We decided to stay an extra day to climb the dormant volcano.  We ask at the dockside bar that we frequented where the trailhead is.  We were told Hermitage.  Tourist info office was closed on Sat. so no map.  A cab driver takes us to Hermitage & the desk clerk there says I could tell you where the trailhead is but you'll never find it.  Do you have a guide?  You need a guide.  Go to Golden Rock.  We yell at the retreating taxi & he stops & tells us it'll cost us a little more.  At Golden Rock the helpful lady in charge of activities at the resort gives us a map & tells us it's off the map, you'll never find it.  Do you have a guide?  She tells the cabbie to take us to Peak Heaven, but not all the way, stop at the little bar on the corner & if there is anyone there who isn't too drunk by now (it's almost 11) get them to show us the trailhead.   By now the cabbie is getting tired of us & just dropped us off at that little local bar & pointed up the road.  We follow the road up, up is good, & walk by Peak Heaven, where Herbert is in the garden & we ask him.  He says, "Do you have a guide?  You need a guide, the last guy who went alone was lost for 8 days in the rainforest, police & volunteers lookin' for him.  Ya, this is the trail"  So we follow the dirt road that turns into a trail in the forest, HOW HARD IS THAT?!  It's full of ropes, which you need, as it's mostly hand over hand vertical climbing.  It's muddy & slippery & there is only one trail but we put some markers down anyway, as going down never looks like going up.  It was a gas, & we got very muddy.
Starting up the trail

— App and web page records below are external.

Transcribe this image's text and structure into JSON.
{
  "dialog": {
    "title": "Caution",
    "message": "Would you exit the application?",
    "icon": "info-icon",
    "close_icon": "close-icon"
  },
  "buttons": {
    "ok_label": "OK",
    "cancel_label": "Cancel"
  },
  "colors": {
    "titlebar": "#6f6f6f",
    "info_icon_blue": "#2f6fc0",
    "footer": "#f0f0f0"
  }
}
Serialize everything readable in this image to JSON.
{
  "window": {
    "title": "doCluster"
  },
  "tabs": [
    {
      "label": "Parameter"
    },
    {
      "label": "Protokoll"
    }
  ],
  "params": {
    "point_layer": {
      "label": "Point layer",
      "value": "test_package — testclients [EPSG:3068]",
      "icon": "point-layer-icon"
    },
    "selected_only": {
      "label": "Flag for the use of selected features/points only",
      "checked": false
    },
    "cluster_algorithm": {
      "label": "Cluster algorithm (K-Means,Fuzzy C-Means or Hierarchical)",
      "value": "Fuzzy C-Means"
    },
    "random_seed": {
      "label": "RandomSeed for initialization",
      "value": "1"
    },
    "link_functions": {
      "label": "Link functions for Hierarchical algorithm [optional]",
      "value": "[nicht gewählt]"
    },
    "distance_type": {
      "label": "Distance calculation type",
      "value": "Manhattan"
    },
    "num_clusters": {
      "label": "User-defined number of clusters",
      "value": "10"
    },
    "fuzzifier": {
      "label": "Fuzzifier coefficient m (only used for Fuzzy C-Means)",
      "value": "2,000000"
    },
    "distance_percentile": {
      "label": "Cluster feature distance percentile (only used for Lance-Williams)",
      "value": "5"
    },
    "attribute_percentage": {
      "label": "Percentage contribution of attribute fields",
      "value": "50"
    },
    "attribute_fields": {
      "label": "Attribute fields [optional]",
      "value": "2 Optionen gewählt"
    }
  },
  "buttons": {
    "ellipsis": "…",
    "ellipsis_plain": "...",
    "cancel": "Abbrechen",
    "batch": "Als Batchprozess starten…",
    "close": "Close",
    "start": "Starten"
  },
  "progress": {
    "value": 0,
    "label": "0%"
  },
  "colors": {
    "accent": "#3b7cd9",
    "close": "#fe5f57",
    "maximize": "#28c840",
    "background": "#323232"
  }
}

Lots of big steps

Real steep & slippery

A little crack

Still relatively clean
  On the way down Herbert told us to visit the canteen, so we did, as it was 2:30 & we were starved.  Serge finally got the burger he's been craving since Gran Canaria.  Later we stopped at the bar at the dinghy dock (why is there always a bar at the dinghy dock?) & went online until well after dark!  It's a long way upwind back to our boat with a 3 hp motor, especially when it craps out after 50 yards, right in front of the ferry leaving.  Did I mention we didn't have a light?  Serge starts paddling real hard & I'm waving at the ferry.  Serge thought we ran out of gas, but he just filled it up, someone must have taken our dinghy for a ride.  Serge keeps paddling real hard for another 5 mins.  It's a long way upwind & we're not making much progress.  Then a dinghy went by & I tried to hitch a ride.  They didn't see us.  Did I mention we didn't have a light?  We didn't expect to come back so late, after so many drinks.  Fortunately some locals must have seen our plight, & gave us a tow back.  Back to...where is our boat?  Did I mention we didn't have a light?  We didn't recognize any of our neighbours.  Is it that one?  No, over there.  Finally we found it, it didn't have a light.  Next day Serge investigates the motor, to discover the shut off valve was closed.  So no gas.  If only we'd had a light, lol